U.S. Wheat Associates (USW) and the National Association of Wheat Growers (NAWG) are disappointed that the Surface Transportation Board (STB) has approved the Canadian Pacific Railway’s merger with Kansas City Southern Railroad.
In public comments submitted to the STB on the proposed merger in February 2022, USW said the market power held by the Class I railroads has serious implications for U.S. wheat’s competitiveness compared to other major exporters. NAWG shared similar public comments with the STB in February 2022, which outlined how reliant wheat is on rail and how decreased rail-to-rail competition hurts shippers and growers alike. Now, this merger takes the U.S. rail system from seven to six Class 1 railroads.
USW and NAWG believe the STB has given a greenlight to rail consolation without regard for the consequences on agricultural shippers from lack of competition in the U.S. rail sector.
“U.S. rail industry consolidation has led to poorer, not improved, service for agricultural shippers,” said USW President Vince Peterson. “In addition, we see extreme disparity in rates for wheat shippers. Rail rates over the last decade have increased exponentially and rates for wheat are higher than rates for other commodities even with similar handling characteristics. Those higher rates make U.S. wheat less competitive in the global market at a time when higher prices already hurt our competitiveness.”
“NAWG is disappointed by today’s STB announcement and maintains our concerns that the merger of CP and KCS will impede competition in the rail market and increase rail rates,” said NAWG CEO, Chandler Goule. “With 50 percent of wheat being exported, wheat is heavily reliant on rail transportation to move across the United States. Since the merger was announced in 2021, NAWG has filed four public comments with the STB opposing the merger, citing a myriad of concerns on the impact to competition, unfair access to competing wheat producing countries, and changes to tariff provisions that could impact wheat farmers.”

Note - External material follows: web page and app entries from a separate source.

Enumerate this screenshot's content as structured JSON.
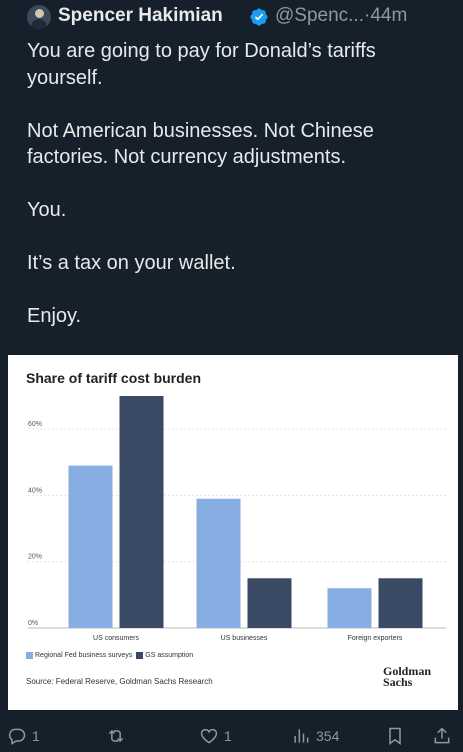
{
  "author": {
    "name": "Spencer Hakimian",
    "handle": "@Spenc...",
    "separator": "·",
    "time": "44m"
  },
  "tweet": {
    "text": "You are going to pay for Donald’s tariffs yourself.\n\nNot American businesses. Not Chinese factories. Not currency adjustments.\n\nYou.\n\nIt’s a tax on your wallet.\n\nEnjoy."
  },
  "chart_data": {
    "type": "bar",
    "title": "Share of tariff cost burden",
    "categories": [
      "US consumers",
      "US businesses",
      "Foreign exporters"
    ],
    "series": [
      {
        "name": "Regional Fed business surveys",
        "values": [
          49,
          39,
          12
        ],
        "color": "#86aee3"
      },
      {
        "name": "GS assumption",
        "values": [
          70,
          15,
          15
        ],
        "color": "#3a4a64"
      }
    ],
    "yticks": [
      "0%",
      "20%",
      "40%",
      "60%"
    ],
    "ylim": [
      0,
      70
    ],
    "grid": true,
    "legend": "bottom-left",
    "source": "Source: Federal Reserve, Goldman Sachs Research",
    "logo": [
      "Goldman",
      "Sachs"
    ]
  },
  "actions": {
    "replies": "1",
    "reposts": "",
    "likes": "1",
    "views": "354"
  },
  "colors": {
    "background": "#15202b",
    "text": "#e7e9ea",
    "muted": "#8b98a5",
    "verified": "#1d9bf0"
  }
}
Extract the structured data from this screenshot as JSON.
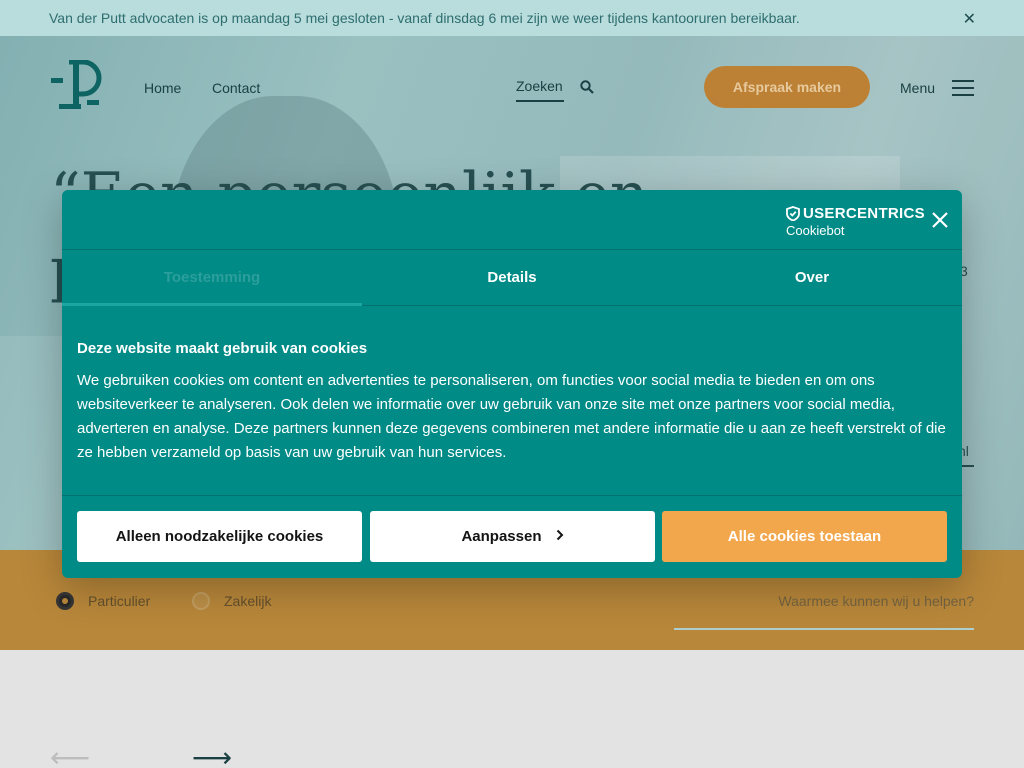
{
  "announcement": {
    "text": "Van der Putt advocaten is op maandag 5 mei gesloten - vanaf dinsdag 6 mei zijn we weer tijdens kantooruren bereikbaar.",
    "close_icon": "close-icon"
  },
  "nav": {
    "home": "Home",
    "contact": "Contact",
    "search_label": "Zoeken",
    "cta": "Afspraak maken",
    "menu": "Menu"
  },
  "hero": {
    "quote_line1": "“Een persoonlijk en",
    "quote_line2": "p",
    "side_num": "3",
    "side_link": "nl"
  },
  "search_band": {
    "option1": "Particulier",
    "option2": "Zakelijk",
    "placeholder": "Waarmee kunnen wij u helpen?"
  },
  "cookie_dialog": {
    "brand_main": "USERCENTRICS",
    "brand_sub": "Cookiebot",
    "tabs": [
      "Toestemming",
      "Details",
      "Over"
    ],
    "title": "Deze website maakt gebruik van cookies",
    "body": "We gebruiken cookies om content en advertenties te personaliseren, om functies voor social media te bieden en om ons websiteverkeer te analyseren. Ook delen we informatie over uw gebruik van onze site met onze partners voor social media, adverteren en analyse. Deze partners kunnen deze gegevens combineren met andere informatie die u aan ze heeft verstrekt of die ze hebben verzameld op basis van uw gebruik van hun services.",
    "btn_necessary": "Alleen noodzakelijke cookies",
    "btn_customize": "Aanpassen",
    "btn_allow_all": "Alle cookies toestaan"
  },
  "colors": {
    "dialog": "#008b87",
    "accent_orange": "#f3a74d",
    "band": "#c4903e"
  }
}
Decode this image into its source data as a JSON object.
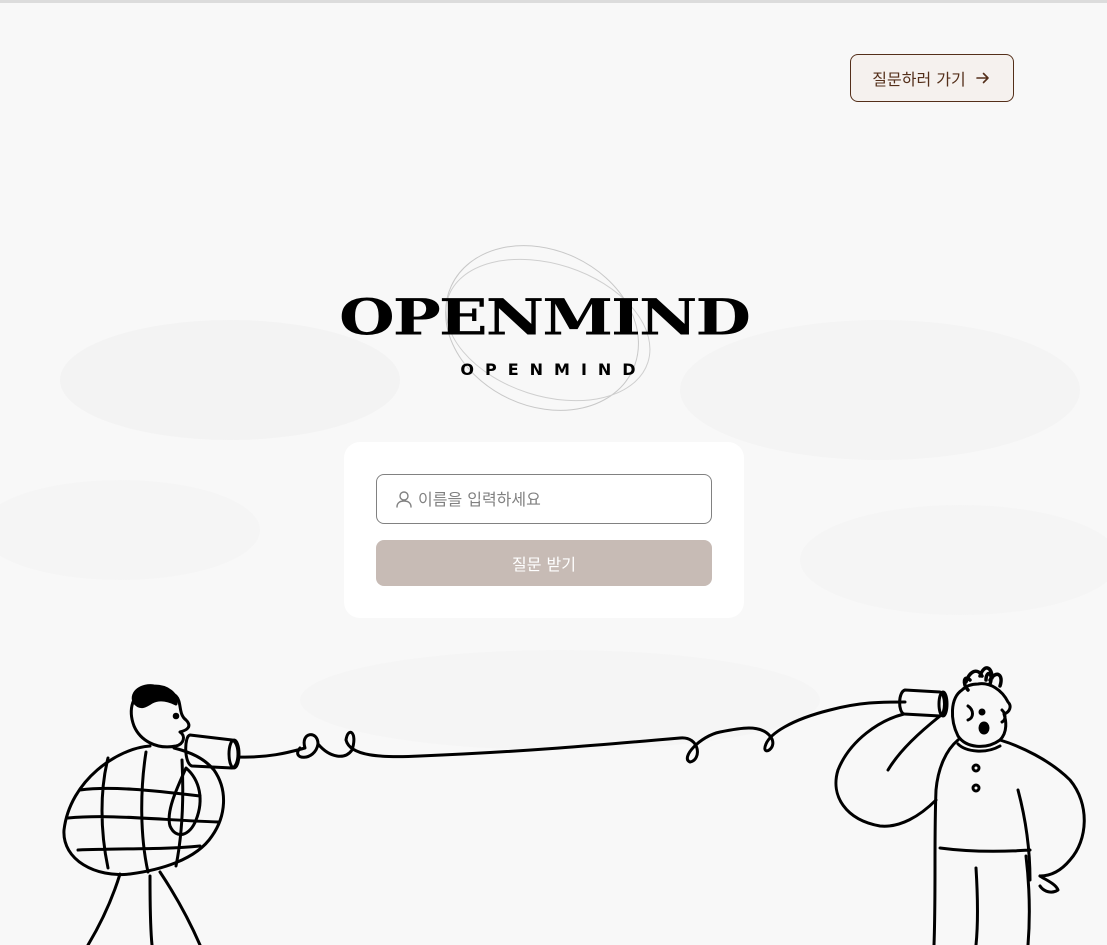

USW and NAWG believe the STB must conduct more rigorous oversight of rail rates and service issues going forward. The STB should also aggressively pursue policies designed to inject competition such as reciprocal switching – a proposal that the STB ironically shelved last year because Class 1 rail service was severely challenged for agricultural shippers.
USW and NAWG continue to review the conditions the STB included in the merger agreement that are intended to protect competition and mitigate impacts on communities. We look forward to working with both the new CP-KCS railroad and the STB on addressing the disparities wheat shippers face going forward.
About U.S. Wheat Associates
The U.S. Wheat Associates (USW) mission is to “develop, maintain, and expand international markets to enhance wheat’s profitability for U.S. wheat producers and its value for their customers.” USW activities in more than 100 countries are made possible through producer checkoff dollars managed by 17 state wheat commissions and cost-share funding provided by USDA’s Foreign Agricultural Service. USW maintains 15 offices strategically located around the world to help wheat buyers, millers, bakers, wheat food processors and government officials understand the quality, value and reliability of all six U.S. wheat classes. For more information, visit www.uswheat.org.
About the National Association of Wheat Growers
NAWG is the primary policy representative in Washington D.C. for wheat growers, working to ensure a better future for America’s growers, the industry, and the general public. NAWG works with a team of 20 state wheat grower organizations to benefit the wheat industry at the national level. NAWG’s staff members are in constant contact with state association representatives, NAWG grower leaders, Members of Congress, Congressional staff members, Administration officials, and the public.